Species  

Common Name Partridge Pea

Latin Name:  Chamaechrista fasciculata    

[Pronounced: "kam-ee-KRISS-ta    fass-ick-yoo-LATE-ah"]

Formerly Cassia fasiculata

Type of Plant: Forb


Identification Helps: A small, easy-to-identify plant, usually less the 24 inches tall, often just a foot or less. Has distinctive sensitive plant-like leaves, with small put prominent yellow flowers (as shown).


Similar Species: None on the prairie.


Preferred Growing Conditions in the Wild:  Prefers loose, sandy, or dry soils but can be seeded on all but the wettest sites.


Seasons of Growth and Bloom: Blooms from late July  through October.


Natural Distribution in Ohio:  Found throughout Ohio on prairies, occassionaly on non-prairie sites.


Description and General Information: Partridge Pea is one of the very few annual plants found on tallgrass prairies in Ohio. It grows and re-seeds well, particularly on looser soils and where big bluestem or other tall, dense vegetation has not overtaken a site.


The seeds are eaten by many species of birds.

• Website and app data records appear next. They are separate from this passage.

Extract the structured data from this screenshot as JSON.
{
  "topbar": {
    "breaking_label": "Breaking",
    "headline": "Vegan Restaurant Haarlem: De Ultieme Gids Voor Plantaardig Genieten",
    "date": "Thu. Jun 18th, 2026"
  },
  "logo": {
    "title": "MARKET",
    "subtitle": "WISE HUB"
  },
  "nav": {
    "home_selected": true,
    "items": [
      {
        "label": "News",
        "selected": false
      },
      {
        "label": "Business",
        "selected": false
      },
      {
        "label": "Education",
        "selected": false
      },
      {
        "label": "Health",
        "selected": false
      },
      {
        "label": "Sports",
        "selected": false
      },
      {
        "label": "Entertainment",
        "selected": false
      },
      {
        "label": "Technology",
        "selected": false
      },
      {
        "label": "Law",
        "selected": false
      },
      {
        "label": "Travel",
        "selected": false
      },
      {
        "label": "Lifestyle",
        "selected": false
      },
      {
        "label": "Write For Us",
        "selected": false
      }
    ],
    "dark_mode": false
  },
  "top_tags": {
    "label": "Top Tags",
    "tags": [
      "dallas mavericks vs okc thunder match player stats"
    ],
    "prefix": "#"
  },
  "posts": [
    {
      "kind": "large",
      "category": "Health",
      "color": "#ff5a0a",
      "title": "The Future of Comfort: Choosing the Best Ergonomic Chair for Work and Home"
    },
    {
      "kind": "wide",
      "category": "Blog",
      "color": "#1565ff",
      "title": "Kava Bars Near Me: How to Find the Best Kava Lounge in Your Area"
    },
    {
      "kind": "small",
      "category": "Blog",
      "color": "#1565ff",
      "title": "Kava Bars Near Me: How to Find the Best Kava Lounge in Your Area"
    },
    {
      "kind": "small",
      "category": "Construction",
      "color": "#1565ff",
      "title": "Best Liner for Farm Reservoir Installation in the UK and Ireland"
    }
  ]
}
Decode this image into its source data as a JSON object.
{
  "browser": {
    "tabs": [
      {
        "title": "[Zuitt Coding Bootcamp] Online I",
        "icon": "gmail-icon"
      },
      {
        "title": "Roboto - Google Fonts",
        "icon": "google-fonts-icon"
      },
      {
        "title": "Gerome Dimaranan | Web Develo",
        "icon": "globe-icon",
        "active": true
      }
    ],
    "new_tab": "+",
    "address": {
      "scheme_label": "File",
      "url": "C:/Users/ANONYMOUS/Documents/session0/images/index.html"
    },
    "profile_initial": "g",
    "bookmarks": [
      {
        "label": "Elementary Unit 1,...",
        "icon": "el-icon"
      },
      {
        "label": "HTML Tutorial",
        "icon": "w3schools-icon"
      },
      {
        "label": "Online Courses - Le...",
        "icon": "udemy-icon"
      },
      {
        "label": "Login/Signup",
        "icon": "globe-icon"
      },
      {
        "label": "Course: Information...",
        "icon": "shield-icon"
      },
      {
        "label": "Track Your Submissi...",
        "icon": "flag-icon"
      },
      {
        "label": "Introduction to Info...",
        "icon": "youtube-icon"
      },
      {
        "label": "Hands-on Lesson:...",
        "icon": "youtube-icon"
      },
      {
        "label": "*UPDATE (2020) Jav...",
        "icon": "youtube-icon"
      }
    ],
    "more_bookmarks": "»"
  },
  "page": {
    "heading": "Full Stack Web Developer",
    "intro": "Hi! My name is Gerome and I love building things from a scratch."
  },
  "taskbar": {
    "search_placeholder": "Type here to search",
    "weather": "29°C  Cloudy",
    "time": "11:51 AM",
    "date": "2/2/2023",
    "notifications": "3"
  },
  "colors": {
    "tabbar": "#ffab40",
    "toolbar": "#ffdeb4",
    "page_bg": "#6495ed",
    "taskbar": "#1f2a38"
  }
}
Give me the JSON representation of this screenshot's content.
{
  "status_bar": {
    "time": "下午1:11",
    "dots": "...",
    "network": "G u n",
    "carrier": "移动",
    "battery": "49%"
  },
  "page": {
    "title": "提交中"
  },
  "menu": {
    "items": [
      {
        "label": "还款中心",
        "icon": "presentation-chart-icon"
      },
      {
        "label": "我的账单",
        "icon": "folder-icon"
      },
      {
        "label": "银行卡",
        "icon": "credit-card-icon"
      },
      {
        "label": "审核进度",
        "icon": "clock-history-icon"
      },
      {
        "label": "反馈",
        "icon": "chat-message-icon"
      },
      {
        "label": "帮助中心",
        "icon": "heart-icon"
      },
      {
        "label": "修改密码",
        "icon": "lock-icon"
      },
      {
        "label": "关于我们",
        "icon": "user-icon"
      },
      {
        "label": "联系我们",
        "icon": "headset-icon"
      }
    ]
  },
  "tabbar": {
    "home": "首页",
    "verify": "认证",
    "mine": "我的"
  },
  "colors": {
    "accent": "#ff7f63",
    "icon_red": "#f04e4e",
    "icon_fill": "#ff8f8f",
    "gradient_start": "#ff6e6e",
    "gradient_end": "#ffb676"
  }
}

The leaves of the plant look very similar to the horticultural sensitive plant (Mimosa pudica), but unlike this house-plant favorite, partridge pea leaves do not readily fold when touched.